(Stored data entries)

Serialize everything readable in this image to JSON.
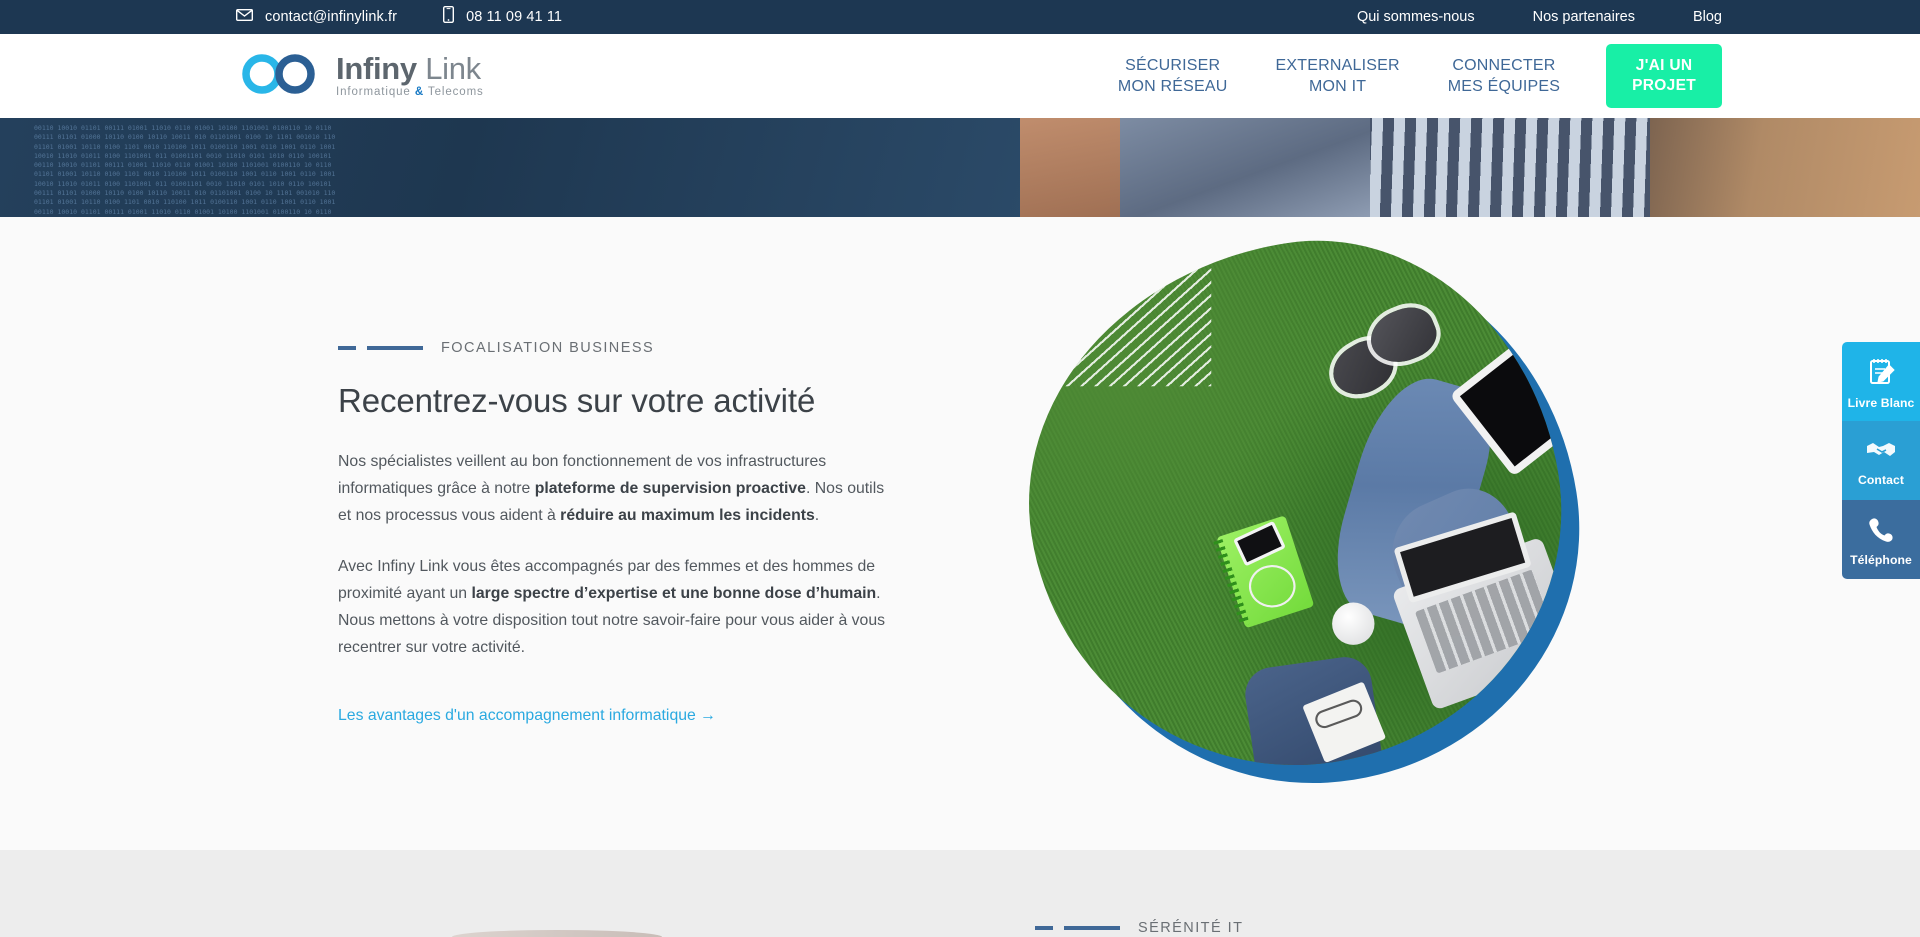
{
  "topbar": {
    "email": "contact@infinylink.fr",
    "phone": "08 11 09 41 11",
    "mail_icon": "mail-icon",
    "phone_icon": "mobile-phone-icon",
    "links": [
      {
        "label": "Qui sommes-nous"
      },
      {
        "label": "Nos partenaires"
      },
      {
        "label": "Blog"
      }
    ],
    "background_color": "#1d3752"
  },
  "header": {
    "logo": {
      "icon": "infinity-logo-icon",
      "name_bold": "Infiny",
      "name_light": " Link",
      "tagline_part1": "Informatique ",
      "tagline_amp": "&",
      "tagline_part2": " Telecoms",
      "color_light_blue": "#29b6e8",
      "color_dark_blue": "#2b5f94"
    },
    "nav": [
      {
        "line1": "SÉCURISER",
        "line2": "MON RÉSEAU"
      },
      {
        "line1": "EXTERNALISER",
        "line2": "MON IT"
      },
      {
        "line1": "CONNECTER",
        "line2": "MES ÉQUIPES"
      }
    ],
    "cta": {
      "line1": "J'AI UN",
      "line2": "PROJET",
      "color": "#18efa6"
    }
  },
  "hero_banner": {
    "alt": "banner-photo-code-and-person",
    "code_text": "00110 10010 01101 00111 01001 11010 0110 01001 10100 1101001 0100110 10 0110\n00111 01101 01000 10110 0100 10110 10011 010 01101001 0100 10 1101 001010 110\n01101 01001 10110 0100 1101 0010 110100 1011 0100110 1001 0110 1001 0110 1001\n10010 11010 01011 0100 1101001 011 01001101 0010 11010 0101 1010 0110 100101\n00110 10010 01101 00111 01001 11010 0110 01001 10100 1101001 0100110 10 0110\n01101 01001 10110 0100 1101 0010 110100 1011 0100110 1001 0110 1001 0110 1001\n10010 11010 01011 0100 1101001 011 01001101 0010 11010 0101 1010 0110 100101\n00111 01101 01000 10110 0100 10110 10011 010 01101001 0100 10 1101 001010 110\n01101 01001 10110 0100 1101 0010 110100 1011 0100110 1001 0110 1001 0110 1001\n00110 10010 01101 00111 01001 11010 0110 01001 10100 1101001 0100110 10 0110"
  },
  "main": {
    "eyebrow": "FOCALISATION BUSINESS",
    "headline": "Recentrez-vous sur votre activité",
    "paragraph1": {
      "p1": "Nos spécialistes veillent au bon fonctionnement de vos infrastructures informatiques grâce à notre ",
      "b1": "plateforme de supervision proactive",
      "p2": ". Nos outils et nos processus vous aident à ",
      "b2": "réduire au maximum les incidents",
      "p3": "."
    },
    "paragraph2": {
      "p1": "Avec Infiny Link vous êtes accompagnés par des femmes et des hommes de proximité ayant un ",
      "b1": "large spectre d’expertise et une bonne dose d’humain",
      "p2": ". Nous mettons à votre disposition tout notre savoir-faire pour vous aider à vous recentrer sur votre activité."
    },
    "link": "Les avantages d'un accompagnement informatique →",
    "link_color": "#2aa9e0",
    "photo_alt": "aerial-photo-person-on-grass-with-laptop",
    "photo_ring_color": "#1f6fae"
  },
  "side_widgets": [
    {
      "label": "Livre Blanc",
      "icon": "notepad-pencil-icon",
      "color": "#1fb4e8"
    },
    {
      "label": "Contact",
      "icon": "handshake-icon",
      "color": "#2a9fd4"
    },
    {
      "label": "Téléphone",
      "icon": "phone-handset-icon",
      "color": "#3b6d9e"
    }
  ],
  "bottom_section": {
    "eyebrow": "SÉRÉNITÉ IT",
    "background_color": "#ededed"
  }
}
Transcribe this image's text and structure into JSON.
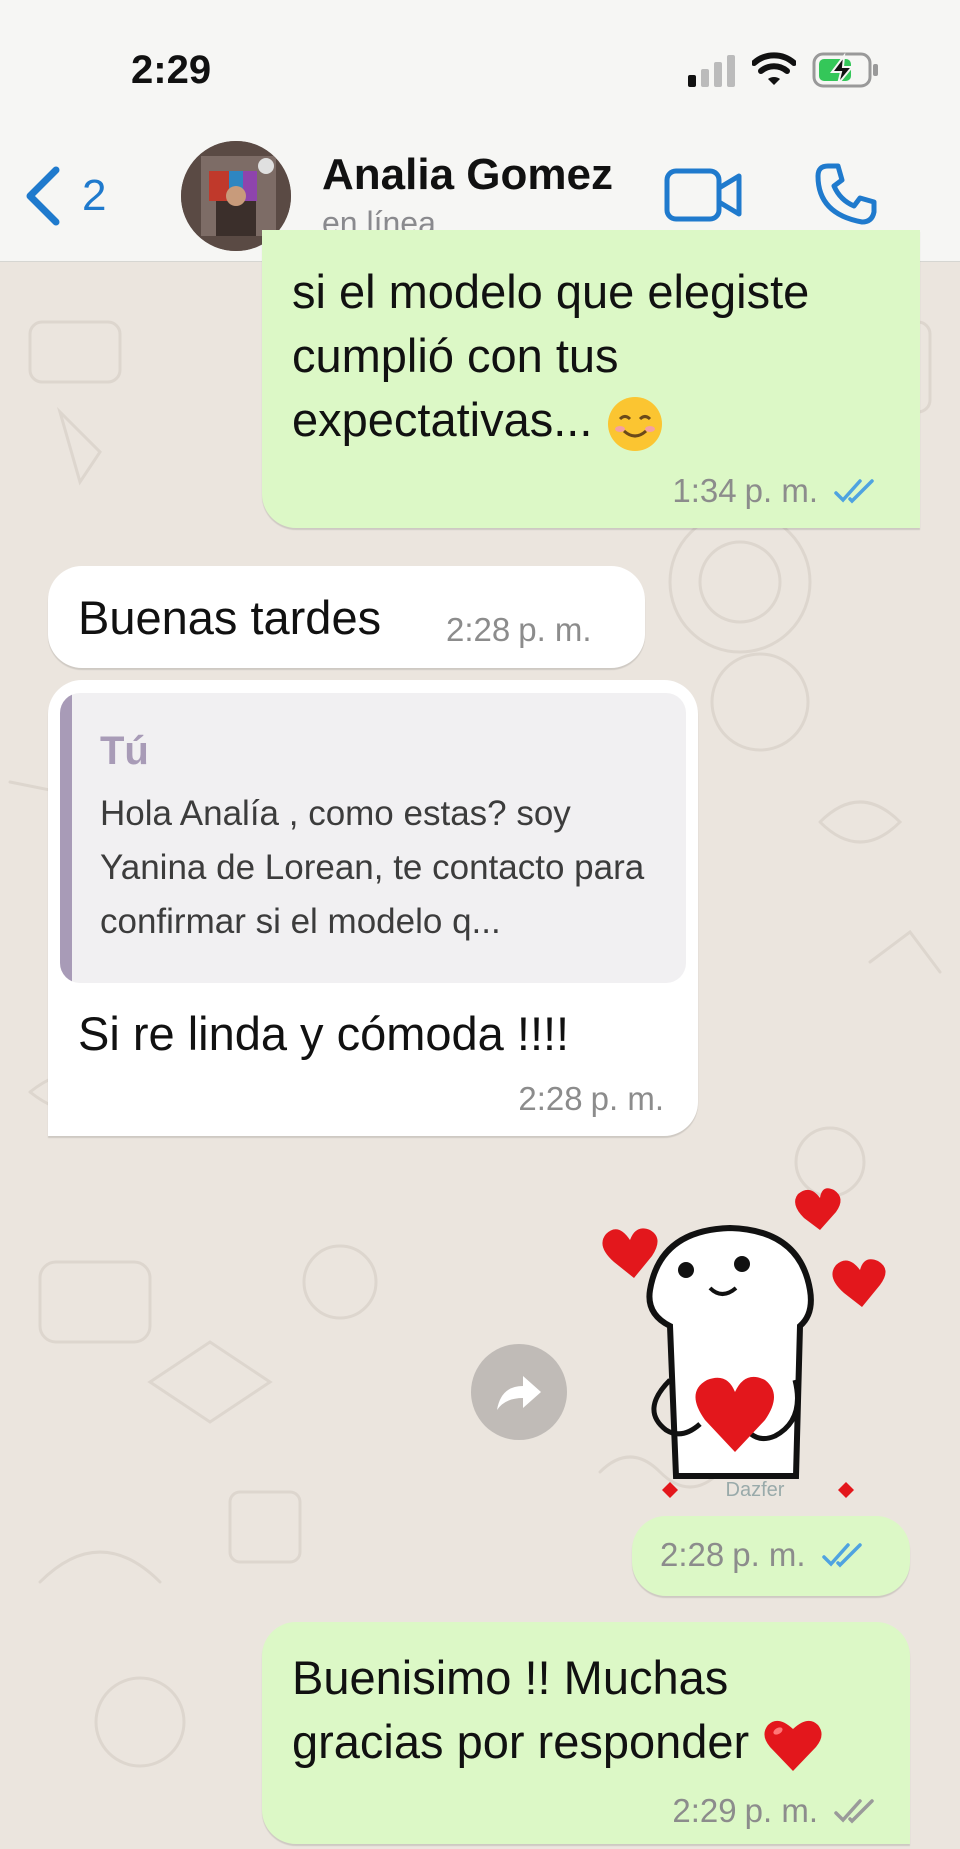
{
  "status_bar": {
    "time": "2:29"
  },
  "header": {
    "back_count": "2",
    "contact_name": "Analia Gomez",
    "contact_status": "en línea"
  },
  "messages": [
    {
      "direction": "outgoing",
      "text": "si el modelo que elegiste cumplió con tus expectativas...",
      "emoji": "smiling-face-icon",
      "time": "1:34",
      "ampm": "p. m.",
      "status": "read"
    },
    {
      "direction": "incoming",
      "text": "Buenas tardes",
      "time": "2:28",
      "ampm": "p. m."
    },
    {
      "direction": "incoming",
      "quote": {
        "author": "Tú",
        "text": "Hola Analía , como estas? soy Yanina de Lorean, te contacto para confirmar si el modelo q..."
      },
      "text": "Si re linda y cómoda !!!!",
      "time": "2:28",
      "ampm": "p. m."
    },
    {
      "direction": "outgoing",
      "type": "sticker",
      "sticker_caption": "Dazfer",
      "time": "2:28",
      "ampm": "p. m.",
      "status": "read"
    },
    {
      "direction": "outgoing",
      "text": "Buenisimo !! Muchas gracias por responder",
      "emoji": "red-heart-icon",
      "time": "2:29",
      "ampm": "p. m.",
      "status": "delivered"
    }
  ],
  "colors": {
    "accent": "#1F7ACD",
    "outgoing_bubble": "#DCF8C6",
    "incoming_bubble": "#FFFFFF",
    "read_ticks": "#4FA3E0",
    "quote_accent": "#A89BB7"
  }
}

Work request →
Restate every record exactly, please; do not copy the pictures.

Output below →
Serialize everything readable in this image to JSON.
{
  "topbar": {
    "email": "contact@infinylink.fr",
    "phone": "08 11 09 41 11",
    "mail_icon": "mail-icon",
    "phone_icon": "mobile-phone-icon",
    "links": [
      {
        "label": "Qui sommes-nous"
      },
      {
        "label": "Nos partenaires"
      },
      {
        "label": "Blog"
      }
    ],
    "background_color": "#1d3752"
  },
  "header": {
    "logo": {
      "icon": "infinity-logo-icon",
      "name_bold": "Infiny",
      "name_light": " Link",
      "tagline_part1": "Informatique ",
      "tagline_amp": "&",
      "tagline_part2": " Telecoms",
      "color_light_blue": "#29b6e8",
      "color_dark_blue": "#2b5f94"
    },
    "nav": [
      {
        "line1": "SÉCURISER",
        "line2": "MON RÉSEAU"
      },
      {
        "line1": "EXTERNALISER",
        "line2": "MON IT"
      },
      {
        "line1": "CONNECTER",
        "line2": "MES ÉQUIPES"
      }
    ],
    "cta": {
      "line1": "J'AI UN",
      "line2": "PROJET",
      "color": "#18efa6"
    }
  },
  "hero_banner": {
    "alt": "banner-photo-code-and-person",
    "code_text": "00110 10010 01101 00111 01001 11010 0110 01001 10100 1101001 0100110 10 0110\n00111 01101 01000 10110 0100 10110 10011 010 01101001 0100 10 1101 001010 110\n01101 01001 10110 0100 1101 0010 110100 1011 0100110 1001 0110 1001 0110 1001\n10010 11010 01011 0100 1101001 011 01001101 0010 11010 0101 1010 0110 100101\n00110 10010 01101 00111 01001 11010 0110 01001 10100 1101001 0100110 10 0110\n01101 01001 10110 0100 1101 0010 110100 1011 0100110 1001 0110 1001 0110 1001\n10010 11010 01011 0100 1101001 011 01001101 0010 11010 0101 1010 0110 100101\n00111 01101 01000 10110 0100 10110 10011 010 01101001 0100 10 1101 001010 110\n01101 01001 10110 0100 1101 0010 110100 1011 0100110 1001 0110 1001 0110 1001\n00110 10010 01101 00111 01001 11010 0110 01001 10100 1101001 0100110 10 0110"
  },
  "main": {
    "eyebrow": "FOCALISATION BUSINESS",
    "headline": "Recentrez-vous sur votre activité",
    "paragraph1": {
      "p1": "Nos spécialistes veillent au bon fonctionnement de vos infrastructures informatiques grâce à notre ",
      "b1": "plateforme de supervision proactive",
      "p2": ". Nos outils et nos processus vous aident à ",
      "b2": "réduire au maximum les incidents",
      "p3": "."
    },
    "paragraph2": {
      "p1": "Avec Infiny Link vous êtes accompagnés par des femmes et des hommes de proximité ayant un ",
      "b1": "large spectre d’expertise et une bonne dose d’humain",
      "p2": ". Nous mettons à votre disposition tout notre savoir-faire pour vous aider à vous recentrer sur votre activité."
    },
    "link": "Les avantages d'un accompagnement informatique →",
    "link_color": "#2aa9e0",
    "photo_alt": "aerial-photo-person-on-grass-with-laptop",
    "photo_ring_color": "#1f6fae"
  },
  "side_widgets": [
    {
      "label": "Livre Blanc",
      "icon": "notepad-pencil-icon",
      "color": "#1fb4e8"
    },
    {
      "label": "Contact",
      "icon": "handshake-icon",
      "color": "#2a9fd4"
    },
    {
      "label": "Téléphone",
      "icon": "phone-handset-icon",
      "color": "#3b6d9e"
    }
  ],
  "bottom_section": {
    "eyebrow": "SÉRÉNITÉ IT",
    "background_color": "#ededed"
  }
}
Transcribe this image's text and structure into JSON.
{
  "status_bar": {
    "time": "2:29"
  },
  "header": {
    "back_count": "2",
    "contact_name": "Analia Gomez",
    "contact_status": "en línea"
  },
  "messages": [
    {
      "direction": "outgoing",
      "text": "si el modelo que elegiste cumplió con tus expectativas...",
      "emoji": "smiling-face-icon",
      "time": "1:34",
      "ampm": "p. m.",
      "status": "read"
    },
    {
      "direction": "incoming",
      "text": "Buenas tardes",
      "time": "2:28",
      "ampm": "p. m."
    },
    {
      "direction": "incoming",
      "quote": {
        "author": "Tú",
        "text": "Hola Analía , como estas? soy Yanina de Lorean, te contacto para confirmar si el modelo q..."
      },
      "text": "Si re linda y cómoda !!!!",
      "time": "2:28",
      "ampm": "p. m."
    },
    {
      "direction": "outgoing",
      "type": "sticker",
      "sticker_caption": "Dazfer",
      "time": "2:28",
      "ampm": "p. m.",
      "status": "read"
    },
    {
      "direction": "outgoing",
      "text": "Buenisimo !! Muchas gracias por responder",
      "emoji": "red-heart-icon",
      "time": "2:29",
      "ampm": "p. m.",
      "status": "delivered"
    }
  ],
  "colors": {
    "accent": "#1F7ACD",
    "outgoing_bubble": "#DCF8C6",
    "incoming_bubble": "#FFFFFF",
    "read_ticks": "#4FA3E0",
    "quote_accent": "#A89BB7"
  }
}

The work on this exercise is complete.